  3. 3. Making values-based decisions. When you move into a bigger role, values shaped by past experiences can misguide you. In the face of new challenges, old decisions may produce authentic, but wrong, behaviors that fail to suit new situations.

Frame Your Life Stories
The journey to authentic leadership begins with understanding your life story, which provides a context for your experiences. Your story is powered by experiences that can help you inspire others and influence them to follow your lead.
That said, life stories are not always pretty. While most of us can reframe negative experiences in a positive light, authenticity requires us to face up to our mistakes and failures. An honest appraisal may prove uncomfortable, but it’s necessary for self-improvement. It also paves the way for authenticity and resilience.
Practice Your Values and Principles
The values that form the basis for authentic leadership are derived from your beliefs and convictions, but you cannot truly know them until they’re tested under pressure.
Leadership principles are values translated into action. Without action that supports your stated values, you cannot be authentic. The hard decisions you make reflect what you truly value.
Balance Your Extrinsic and Intrinsic Motivations
If you’re like most leaders, you may be reluctant to admit that you measure your success against the outside world’s parameters. You enjoy the recognition and status that come with promotions and financial rewards.
But intrinsic motivations are derived from your life’s meaning and purpose. They’re closely linked to your life story and how you frame it (i.e., personal growth, helping other people develop, social causes, making a difference in the world).
Authenticity requires you to balance your desire for external validation with the intrinsic motivations that provide fulfillment at work.
Build Your Support Team
Authentic leaders build extraordinary support teams to help them stay on course. Team members provide counsel in times of uncertainty, offer extra assistance in difficult times and share in celebrations of success.
Support teams consist of spouses and families, close friends and colleagues, and mentors and coaches. Leaders must give as much to their supporters as they receive from them. Only then can mutually beneficial relationships develop.
Develop as an Authentic Leader
In “Your Development as an Authentic Leader” (Harvard Business Review, February 2007), Bill George, Peter Sims, Andrew N. McLean and Diana Mayer urge leaders to ask themselves the following questions:
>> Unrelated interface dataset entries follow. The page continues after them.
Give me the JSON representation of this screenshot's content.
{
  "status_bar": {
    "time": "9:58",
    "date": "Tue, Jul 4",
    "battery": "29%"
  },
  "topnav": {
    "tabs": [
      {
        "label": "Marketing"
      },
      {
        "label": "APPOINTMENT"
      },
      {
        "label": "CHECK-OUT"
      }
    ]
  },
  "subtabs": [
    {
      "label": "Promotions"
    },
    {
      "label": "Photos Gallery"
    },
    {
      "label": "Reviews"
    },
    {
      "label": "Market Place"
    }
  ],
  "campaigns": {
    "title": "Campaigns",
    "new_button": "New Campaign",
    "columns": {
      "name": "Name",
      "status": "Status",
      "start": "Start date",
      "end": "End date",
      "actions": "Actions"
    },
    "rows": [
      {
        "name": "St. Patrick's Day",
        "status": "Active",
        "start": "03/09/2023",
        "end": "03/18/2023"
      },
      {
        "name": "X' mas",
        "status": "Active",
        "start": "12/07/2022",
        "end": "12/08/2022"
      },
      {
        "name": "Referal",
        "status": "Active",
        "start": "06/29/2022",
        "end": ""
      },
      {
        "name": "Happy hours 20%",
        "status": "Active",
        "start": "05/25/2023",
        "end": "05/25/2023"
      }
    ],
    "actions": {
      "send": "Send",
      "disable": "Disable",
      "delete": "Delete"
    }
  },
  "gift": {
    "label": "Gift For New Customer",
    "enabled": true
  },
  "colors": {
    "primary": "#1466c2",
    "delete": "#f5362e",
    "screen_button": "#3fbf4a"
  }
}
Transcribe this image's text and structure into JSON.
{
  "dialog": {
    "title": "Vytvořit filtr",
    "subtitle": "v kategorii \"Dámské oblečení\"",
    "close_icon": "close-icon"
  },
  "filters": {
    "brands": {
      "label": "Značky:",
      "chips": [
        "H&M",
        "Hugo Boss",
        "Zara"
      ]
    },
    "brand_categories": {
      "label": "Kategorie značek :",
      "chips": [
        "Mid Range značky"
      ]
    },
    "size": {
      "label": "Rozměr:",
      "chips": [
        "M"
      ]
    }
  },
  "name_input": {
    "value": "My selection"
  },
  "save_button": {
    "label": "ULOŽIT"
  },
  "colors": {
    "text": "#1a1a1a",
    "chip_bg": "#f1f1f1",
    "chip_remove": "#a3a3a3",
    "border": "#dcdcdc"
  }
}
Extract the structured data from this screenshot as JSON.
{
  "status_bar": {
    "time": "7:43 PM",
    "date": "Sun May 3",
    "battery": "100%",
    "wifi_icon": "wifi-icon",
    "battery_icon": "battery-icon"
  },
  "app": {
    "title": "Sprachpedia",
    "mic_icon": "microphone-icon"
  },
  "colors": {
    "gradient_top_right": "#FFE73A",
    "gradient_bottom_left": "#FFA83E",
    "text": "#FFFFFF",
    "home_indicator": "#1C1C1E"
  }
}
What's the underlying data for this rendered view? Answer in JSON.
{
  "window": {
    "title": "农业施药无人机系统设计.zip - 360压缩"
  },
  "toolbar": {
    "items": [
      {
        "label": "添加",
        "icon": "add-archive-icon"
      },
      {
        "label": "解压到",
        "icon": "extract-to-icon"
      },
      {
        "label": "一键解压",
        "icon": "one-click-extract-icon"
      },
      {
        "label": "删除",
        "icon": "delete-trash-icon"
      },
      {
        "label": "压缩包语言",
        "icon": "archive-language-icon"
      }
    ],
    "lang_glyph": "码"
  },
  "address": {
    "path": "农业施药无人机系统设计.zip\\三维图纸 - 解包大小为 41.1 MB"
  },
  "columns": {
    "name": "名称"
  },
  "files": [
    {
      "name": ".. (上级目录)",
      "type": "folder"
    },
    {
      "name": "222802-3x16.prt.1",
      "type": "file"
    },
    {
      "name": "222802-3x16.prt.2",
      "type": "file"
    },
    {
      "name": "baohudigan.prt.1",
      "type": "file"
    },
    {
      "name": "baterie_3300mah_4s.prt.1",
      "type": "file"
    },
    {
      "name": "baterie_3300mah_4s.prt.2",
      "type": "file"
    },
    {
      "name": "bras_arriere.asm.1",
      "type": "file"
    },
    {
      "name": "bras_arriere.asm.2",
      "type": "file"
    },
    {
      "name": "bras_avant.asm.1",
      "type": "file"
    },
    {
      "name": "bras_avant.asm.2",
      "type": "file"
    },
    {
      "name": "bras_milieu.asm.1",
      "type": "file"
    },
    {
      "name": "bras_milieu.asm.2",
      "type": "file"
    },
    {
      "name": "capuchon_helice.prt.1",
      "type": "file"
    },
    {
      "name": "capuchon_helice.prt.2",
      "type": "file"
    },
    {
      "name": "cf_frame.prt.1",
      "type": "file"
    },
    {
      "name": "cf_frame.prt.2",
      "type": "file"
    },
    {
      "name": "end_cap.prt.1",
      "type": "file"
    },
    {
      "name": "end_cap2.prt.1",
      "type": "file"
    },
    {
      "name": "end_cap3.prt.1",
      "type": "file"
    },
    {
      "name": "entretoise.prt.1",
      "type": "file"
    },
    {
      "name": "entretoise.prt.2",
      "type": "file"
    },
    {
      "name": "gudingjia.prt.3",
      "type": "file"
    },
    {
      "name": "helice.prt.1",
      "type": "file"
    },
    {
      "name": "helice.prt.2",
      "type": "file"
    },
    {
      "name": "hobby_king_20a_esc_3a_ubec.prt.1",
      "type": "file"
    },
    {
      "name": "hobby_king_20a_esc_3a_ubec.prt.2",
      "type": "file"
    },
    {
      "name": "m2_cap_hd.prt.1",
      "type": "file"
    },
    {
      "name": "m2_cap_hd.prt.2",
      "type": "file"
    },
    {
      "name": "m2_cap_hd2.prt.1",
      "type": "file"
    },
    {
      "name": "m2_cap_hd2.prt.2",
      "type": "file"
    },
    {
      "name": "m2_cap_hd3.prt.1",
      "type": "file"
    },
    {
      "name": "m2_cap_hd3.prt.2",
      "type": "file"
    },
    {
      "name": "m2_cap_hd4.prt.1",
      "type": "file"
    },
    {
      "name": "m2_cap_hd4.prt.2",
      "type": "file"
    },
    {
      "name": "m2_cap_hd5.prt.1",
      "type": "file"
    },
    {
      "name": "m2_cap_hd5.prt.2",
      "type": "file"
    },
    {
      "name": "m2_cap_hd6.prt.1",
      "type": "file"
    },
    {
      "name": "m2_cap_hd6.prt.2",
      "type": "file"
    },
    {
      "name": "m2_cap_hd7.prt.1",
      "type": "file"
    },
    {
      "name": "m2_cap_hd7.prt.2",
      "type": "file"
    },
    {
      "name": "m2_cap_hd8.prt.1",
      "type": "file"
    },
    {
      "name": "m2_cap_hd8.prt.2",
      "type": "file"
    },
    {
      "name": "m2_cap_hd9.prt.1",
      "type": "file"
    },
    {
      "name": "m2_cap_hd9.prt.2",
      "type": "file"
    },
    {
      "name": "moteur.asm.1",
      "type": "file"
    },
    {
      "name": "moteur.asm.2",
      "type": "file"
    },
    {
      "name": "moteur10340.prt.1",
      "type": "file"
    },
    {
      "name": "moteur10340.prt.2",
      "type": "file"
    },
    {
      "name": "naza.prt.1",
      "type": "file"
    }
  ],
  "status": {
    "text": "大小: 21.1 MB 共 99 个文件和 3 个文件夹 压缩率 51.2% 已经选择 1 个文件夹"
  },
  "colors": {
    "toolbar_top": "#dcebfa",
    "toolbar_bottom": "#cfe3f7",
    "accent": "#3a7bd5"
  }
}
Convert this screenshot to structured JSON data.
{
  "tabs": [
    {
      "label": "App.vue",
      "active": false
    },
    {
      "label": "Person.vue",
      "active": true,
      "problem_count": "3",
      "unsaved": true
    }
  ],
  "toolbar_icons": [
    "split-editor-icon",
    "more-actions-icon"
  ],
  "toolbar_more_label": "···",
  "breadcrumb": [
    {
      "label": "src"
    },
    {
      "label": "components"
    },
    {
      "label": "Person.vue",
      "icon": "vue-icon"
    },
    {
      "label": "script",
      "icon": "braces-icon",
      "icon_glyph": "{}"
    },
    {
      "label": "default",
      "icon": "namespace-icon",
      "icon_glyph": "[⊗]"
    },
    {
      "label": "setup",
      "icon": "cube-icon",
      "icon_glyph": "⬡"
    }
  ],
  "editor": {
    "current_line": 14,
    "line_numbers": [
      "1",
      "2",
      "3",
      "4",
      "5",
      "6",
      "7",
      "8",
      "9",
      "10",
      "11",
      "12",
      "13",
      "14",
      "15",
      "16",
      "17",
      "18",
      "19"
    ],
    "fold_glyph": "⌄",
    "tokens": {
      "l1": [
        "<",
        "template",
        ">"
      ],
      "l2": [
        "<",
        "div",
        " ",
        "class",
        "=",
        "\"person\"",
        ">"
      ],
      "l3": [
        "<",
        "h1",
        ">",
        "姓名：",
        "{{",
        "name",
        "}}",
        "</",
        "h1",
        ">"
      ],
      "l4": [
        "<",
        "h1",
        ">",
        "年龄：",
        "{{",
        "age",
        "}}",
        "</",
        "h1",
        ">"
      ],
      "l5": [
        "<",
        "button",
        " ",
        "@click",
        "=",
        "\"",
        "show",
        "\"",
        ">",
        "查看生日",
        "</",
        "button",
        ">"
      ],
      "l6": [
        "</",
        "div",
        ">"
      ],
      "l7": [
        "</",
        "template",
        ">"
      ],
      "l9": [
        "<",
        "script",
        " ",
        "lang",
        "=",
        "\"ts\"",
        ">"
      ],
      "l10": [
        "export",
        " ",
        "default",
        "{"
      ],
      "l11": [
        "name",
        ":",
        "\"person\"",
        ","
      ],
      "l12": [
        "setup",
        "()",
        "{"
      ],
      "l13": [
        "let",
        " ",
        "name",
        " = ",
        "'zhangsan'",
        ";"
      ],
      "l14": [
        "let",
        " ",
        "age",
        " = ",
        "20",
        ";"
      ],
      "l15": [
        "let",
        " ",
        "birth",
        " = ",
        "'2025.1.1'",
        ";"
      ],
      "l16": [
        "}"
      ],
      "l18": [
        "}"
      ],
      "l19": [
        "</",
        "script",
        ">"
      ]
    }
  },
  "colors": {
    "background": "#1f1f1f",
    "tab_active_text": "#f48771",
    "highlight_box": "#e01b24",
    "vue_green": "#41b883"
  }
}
1. Which people and experiences in your early life had the greatest impact on you?

2. Which tools do you use to become self-aware?
What is your authentic self?
In which moments do you say to yourself, “This is the real me?”
3. Name your most deeply held values.
Where did they come from?
Have your values changed significantly since your childhood?
How do your values inform your actions?
4. What motivates you extrinsically?
What are your intrinsic motivations?
How do you balance extrinsic and intrinsic motivations?
5. What kind of support team do you have?
How can your support team make you a more authentic leader?
How should you diversify your team to broaden your perspective?
6. Is your life integrated?
Are you able to be the same person in all aspects of your life (personal, work, family and community)?
If not, what’s holding you back?
7. What does authenticity mean in your life?
Are you a more effective leader when you behave authentically?
Have you ever paid a price for your authenticity? Was it worth it?
8. What steps can you take today, tomorrow and over the next year to develop authentic leadership?
Authentic leaders demonstrate a passion for their purpose, practice their values consistently, and lead with their hearts and heads. They establish long-term, meaningful relationships and have the self-discipline to get results. They know who they are.
Ultimately, superior results over a sustained period make for an authentic leader. It may be possible to drive short-term outcomes without being authentic, but authentic leadership is the only way we know to create sustainable long-term results.